Taxpayers' Social Security numbers, confidential child abuse reports and personnel reviews of New Jersey workers nearly went to the highest bidder after the state sent surplus computers out for auction.
Nearly 80 percent of discarded computers in a comptroller's office sample had not been scrubbed of data before being shipped to a warehouse, according to an audit released Wednesday.
"At a time when identity theft is all too common, the state must take better precautions so it doesn't end up auctioning off taxpayers' Social Security numbers and health records," Comptroller Matthew Boxer said.
The state's computer redistribution program allows discarded computers to be claimed by another agency within 30 days, or sold or donated. State agencies are supposed to remove data from hard drives before junking computers.
The audit of desktop and laptop computers spanned 17 months, July 2008 through December 2010, and the administrations of Govs. Jon Corzine and Chris Christie. Auditors found information on 46 of the 58 hard drives it tested in the state's surplus property warehouse and personal data on a third.
The computers were shrink-wrapped and ready to be auctioned.
The data included Social Security numbers of taxpayers and employees; child abuse case files, including a child fatality report; a list of state employees' computer passwords; and a judge's tax returns. A memo from the judge on a lawyer's "personal emotional problems" was found on his discarded laptop; personal contact information on most members of Corzine's Cabinet was found on other surplus machines.
Perhaps the most potentially damaging find was 230 files related to state investigative case screenings and child abuse reports, many of which contained the names and addresses of the children involved.
The files also included child immunization records and a child health evaluation. Another computer contained a list of vendor payments referencing names, addresses and phone numbers of children removed from their homes because of abuse or neglect, and information about their cases.
"The availability of such confidential personal information and sensitive business information to third parties through the disposal of state-owned computer equipment presents security risks to the affected individuals and state agencies," the audit states. "Further, the release of such information to unauthorized parties would violate various federal and state statutes."
Department of Children and Families spokeswoman Lauren Kidd said the child welfare agency has revised its computer disposal and sanitation policy to ensure hard drives are destroyed before computers leave the department. One employee was disciplined, she said.
Glenn Grant, acting administrative director of the courts, said the judiciary had taken steps to improve security after the judge's laptop was recycled without data being erased. He said the department turns in 2,300 computers a year.
The Treasury Department, which oversees the redistribution program, suspended computer auctions while the audit was still going on to prevent the future release of personal, confidential data from computers bound for auction. Additional steps are under way or under consideration, according to the report.
The audit found data from four state agencies, including one that had been cited in 2009 for discarding data-containing computers. The agencies were not named in the audit.
The audit did not check any computers that had been turned in by one agency, then claimed by another.
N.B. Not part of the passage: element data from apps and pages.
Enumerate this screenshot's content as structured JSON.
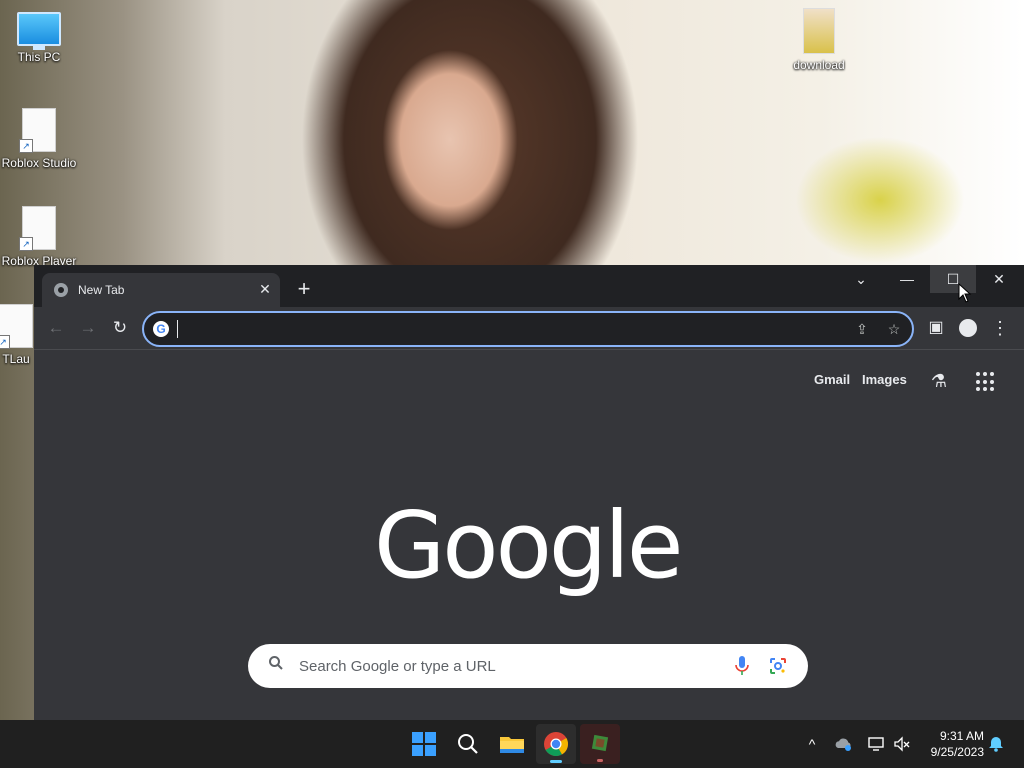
{
  "desktop": {
    "icons": [
      {
        "label": "This PC"
      },
      {
        "label": "Roblox Studio"
      },
      {
        "label": "Roblox Player"
      },
      {
        "label": "TLau"
      },
      {
        "label": "download"
      }
    ]
  },
  "browser": {
    "tab": {
      "title": "New Tab",
      "close_glyph": "✕"
    },
    "new_tab_glyph": "+",
    "window_controls": {
      "dropdown": "⌄",
      "minimize": "—",
      "maximize": "☐",
      "close": "✕"
    },
    "toolbar": {
      "back_glyph": "←",
      "forward_glyph": "→",
      "reload_glyph": "↻",
      "omnibox_value": "",
      "share_glyph": "⇪",
      "bookmark_glyph": "☆",
      "sidepanel_glyph": "▣",
      "profile_glyph": "●",
      "menu_glyph": "⋮"
    },
    "content": {
      "links": {
        "gmail": "Gmail",
        "images": "Images"
      },
      "labs_glyph": "⚗",
      "logo": "Google",
      "search_placeholder": "Search Google or type a URL",
      "search_glyph": "🔍"
    }
  },
  "taskbar": {
    "tray": {
      "chevron": "^",
      "time": "9:31 AM",
      "date": "9/25/2023"
    }
  },
  "colors": {
    "chrome_dark": "#202124",
    "chrome_surface": "#35363a",
    "focus_ring": "#8ab4f8",
    "taskbar": "#202020"
  }
}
The comptroller's office also had no way to test computers that had previously been sold at auction.
Four of the scrapped computers at the warehouse, packaged to be sold as scrap, were still under warranty, the audit found.